What is expected: Please repeat all the entries. Nothing may differ.

#### Given data ####

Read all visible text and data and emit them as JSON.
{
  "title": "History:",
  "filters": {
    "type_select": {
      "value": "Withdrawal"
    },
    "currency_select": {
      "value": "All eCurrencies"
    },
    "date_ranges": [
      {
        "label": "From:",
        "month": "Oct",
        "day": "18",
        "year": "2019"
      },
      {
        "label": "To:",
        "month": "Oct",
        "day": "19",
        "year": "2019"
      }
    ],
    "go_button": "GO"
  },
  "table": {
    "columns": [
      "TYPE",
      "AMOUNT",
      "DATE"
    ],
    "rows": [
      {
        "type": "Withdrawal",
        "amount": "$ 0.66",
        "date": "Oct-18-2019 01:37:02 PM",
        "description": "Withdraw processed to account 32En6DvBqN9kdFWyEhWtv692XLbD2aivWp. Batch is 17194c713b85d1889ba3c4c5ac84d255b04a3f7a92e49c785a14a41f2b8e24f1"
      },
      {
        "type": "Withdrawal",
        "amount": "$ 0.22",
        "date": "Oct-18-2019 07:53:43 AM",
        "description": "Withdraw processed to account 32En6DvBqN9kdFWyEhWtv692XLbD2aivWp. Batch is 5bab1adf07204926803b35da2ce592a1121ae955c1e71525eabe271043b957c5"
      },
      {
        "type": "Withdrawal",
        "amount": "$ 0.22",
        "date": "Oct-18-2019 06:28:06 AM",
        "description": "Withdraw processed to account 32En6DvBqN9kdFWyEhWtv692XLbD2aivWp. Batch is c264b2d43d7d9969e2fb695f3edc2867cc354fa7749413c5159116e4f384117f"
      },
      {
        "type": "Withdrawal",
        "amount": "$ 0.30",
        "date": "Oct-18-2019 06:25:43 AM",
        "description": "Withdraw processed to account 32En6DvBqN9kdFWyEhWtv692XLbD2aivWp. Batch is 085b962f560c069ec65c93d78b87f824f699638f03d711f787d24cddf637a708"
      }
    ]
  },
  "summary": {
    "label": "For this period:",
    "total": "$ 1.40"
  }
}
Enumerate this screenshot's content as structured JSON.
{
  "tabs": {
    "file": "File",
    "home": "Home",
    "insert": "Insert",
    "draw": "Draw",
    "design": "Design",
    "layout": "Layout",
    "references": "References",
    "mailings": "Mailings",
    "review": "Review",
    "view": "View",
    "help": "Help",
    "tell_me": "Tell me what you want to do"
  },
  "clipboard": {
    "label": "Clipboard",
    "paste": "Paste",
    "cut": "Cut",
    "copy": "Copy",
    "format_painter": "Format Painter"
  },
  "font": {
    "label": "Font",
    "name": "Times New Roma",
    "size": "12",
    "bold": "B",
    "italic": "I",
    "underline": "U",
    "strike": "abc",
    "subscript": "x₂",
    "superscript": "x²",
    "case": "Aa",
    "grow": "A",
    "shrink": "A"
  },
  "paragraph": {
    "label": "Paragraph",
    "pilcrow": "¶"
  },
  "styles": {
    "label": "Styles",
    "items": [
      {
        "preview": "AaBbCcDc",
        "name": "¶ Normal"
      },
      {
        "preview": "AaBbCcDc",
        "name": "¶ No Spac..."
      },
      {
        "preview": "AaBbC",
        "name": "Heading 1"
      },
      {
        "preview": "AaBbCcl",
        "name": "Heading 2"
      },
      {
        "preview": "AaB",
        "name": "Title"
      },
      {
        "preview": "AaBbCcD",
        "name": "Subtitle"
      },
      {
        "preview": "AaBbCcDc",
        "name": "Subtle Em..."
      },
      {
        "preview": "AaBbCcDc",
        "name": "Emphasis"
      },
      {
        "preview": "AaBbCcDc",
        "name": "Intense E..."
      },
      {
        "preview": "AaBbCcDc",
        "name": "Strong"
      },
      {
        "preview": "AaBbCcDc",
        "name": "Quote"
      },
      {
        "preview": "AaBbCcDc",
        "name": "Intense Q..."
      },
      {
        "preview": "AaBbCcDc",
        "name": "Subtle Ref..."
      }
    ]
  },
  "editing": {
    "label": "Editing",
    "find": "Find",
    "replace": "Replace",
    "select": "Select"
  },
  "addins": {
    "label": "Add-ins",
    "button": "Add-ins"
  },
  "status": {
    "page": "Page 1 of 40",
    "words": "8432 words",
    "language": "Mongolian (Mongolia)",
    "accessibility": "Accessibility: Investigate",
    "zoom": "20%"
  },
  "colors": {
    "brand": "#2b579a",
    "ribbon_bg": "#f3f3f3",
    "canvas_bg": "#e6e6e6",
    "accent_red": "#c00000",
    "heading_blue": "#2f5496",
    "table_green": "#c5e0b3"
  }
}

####

Your response:
Read all visible text and data and emit them as JSON.
{
  "title": "History:",
  "filters": {
    "type_select": {
      "value": "Withdrawal"
    },
    "currency_select": {
      "value": "All eCurrencies"
    },
    "date_ranges": [
      {
        "label": "From:",
        "month": "Oct",
        "day": "18",
        "year": "2019"
      },
      {
        "label": "To:",
        "month": "Oct",
        "day": "19",
        "year": "2019"
      }
    ],
    "go_button": "GO"
  },
  "table": {
    "columns": [
      "TYPE",
      "AMOUNT",
      "DATE"
    ],
    "rows": [
      {
        "type": "Withdrawal",
        "amount": "$ 0.66",
        "date": "Oct-18-2019 01:37:02 PM",
        "description": "Withdraw processed to account 32En6DvBqN9kdFWyEhWtv692XLbD2aivWp. Batch is 17194c713b85d1889ba3c4c5ac84d255b04a3f7a92e49c785a14a41f2b8e24f1"
      },
      {
        "type": "Withdrawal",
        "amount": "$ 0.22",
        "date": "Oct-18-2019 07:53:43 AM",
        "description": "Withdraw processed to account 32En6DvBqN9kdFWyEhWtv692XLbD2aivWp. Batch is 5bab1adf07204926803b35da2ce592a1121ae955c1e71525eabe271043b957c5"
      },
      {
        "type": "Withdrawal",
        "amount": "$ 0.22",
        "date": "Oct-18-2019 06:28:06 AM",
        "description": "Withdraw processed to account 32En6DvBqN9kdFWyEhWtv692XLbD2aivWp. Batch is c264b2d43d7d9969e2fb695f3edc2867cc354fa7749413c5159116e4f384117f"
      },
      {
        "type": "Withdrawal",
        "amount": "$ 0.30",
        "date": "Oct-18-2019 06:25:43 AM",
        "description": "Withdraw processed to account 32En6DvBqN9kdFWyEhWtv692XLbD2aivWp. Batch is 085b962f560c069ec65c93d78b87f824f699638f03d711f787d24cddf637a708"
      }
    ]
  },
  "summary": {
    "label": "For this period:",
    "total": "$ 1.40"
  }
}
Enumerate this screenshot's content as structured JSON.
{
  "tabs": {
    "file": "File",
    "home": "Home",
    "insert": "Insert",
    "draw": "Draw",
    "design": "Design",
    "layout": "Layout",
    "references": "References",
    "mailings": "Mailings",
    "review": "Review",
    "view": "View",
    "help": "Help",
    "tell_me": "Tell me what you want to do"
  },
  "clipboard": {
    "label": "Clipboard",
    "paste": "Paste",
    "cut": "Cut",
    "copy": "Copy",
    "format_painter": "Format Painter"
  },
  "font": {
    "label": "Font",
    "name": "Times New Roma",
    "size": "12",
    "bold": "B",
    "italic": "I",
    "underline": "U",
    "strike": "abc",
    "subscript": "x₂",
    "superscript": "x²",
    "case": "Aa",
    "grow": "A",
    "shrink": "A"
  },
  "paragraph": {
    "label": "Paragraph",
    "pilcrow": "¶"
  },
  "styles": {
    "label": "Styles",
    "items": [
      {
        "preview": "AaBbCcDc",
        "name": "¶ Normal"
      },
      {
        "preview": "AaBbCcDc",
        "name": "¶ No Spac..."
      },
      {
        "preview": "AaBbC",
        "name": "Heading 1"
      },
      {
        "preview": "AaBbCcl",
        "name": "Heading 2"
      },
      {
        "preview": "AaB",
        "name": "Title"
      },
      {
        "preview": "AaBbCcD",
        "name": "Subtitle"
      },
      {
        "preview": "AaBbCcDc",
        "name": "Subtle Em..."
      },
      {
        "preview": "AaBbCcDc",
        "name": "Emphasis"
      },
      {
        "preview": "AaBbCcDc",
        "name": "Intense E..."
      },
      {
        "preview": "AaBbCcDc",
        "name": "Strong"
      },
      {
        "preview": "AaBbCcDc",
        "name": "Quote"
      },
      {
        "preview": "AaBbCcDc",
        "name": "Intense Q..."
      },
      {
        "preview": "AaBbCcDc",
        "name": "Subtle Ref..."
      }
    ]
  },
  "editing": {
    "label": "Editing",
    "find": "Find",
    "replace": "Replace",
    "select": "Select"
  },
  "addins": {
    "label": "Add-ins",
    "button": "Add-ins"
  },
  "status": {
    "page": "Page 1 of 40",
    "words": "8432 words",
    "language": "Mongolian (Mongolia)",
    "accessibility": "Accessibility: Investigate",
    "zoom": "20%"
  },
  "colors": {
    "brand": "#2b579a",
    "ribbon_bg": "#f3f3f3",
    "canvas_bg": "#e6e6e6",
    "accent_red": "#c00000",
    "heading_blue": "#2f5496",
    "table_green": "#c5e0b3"
  }
}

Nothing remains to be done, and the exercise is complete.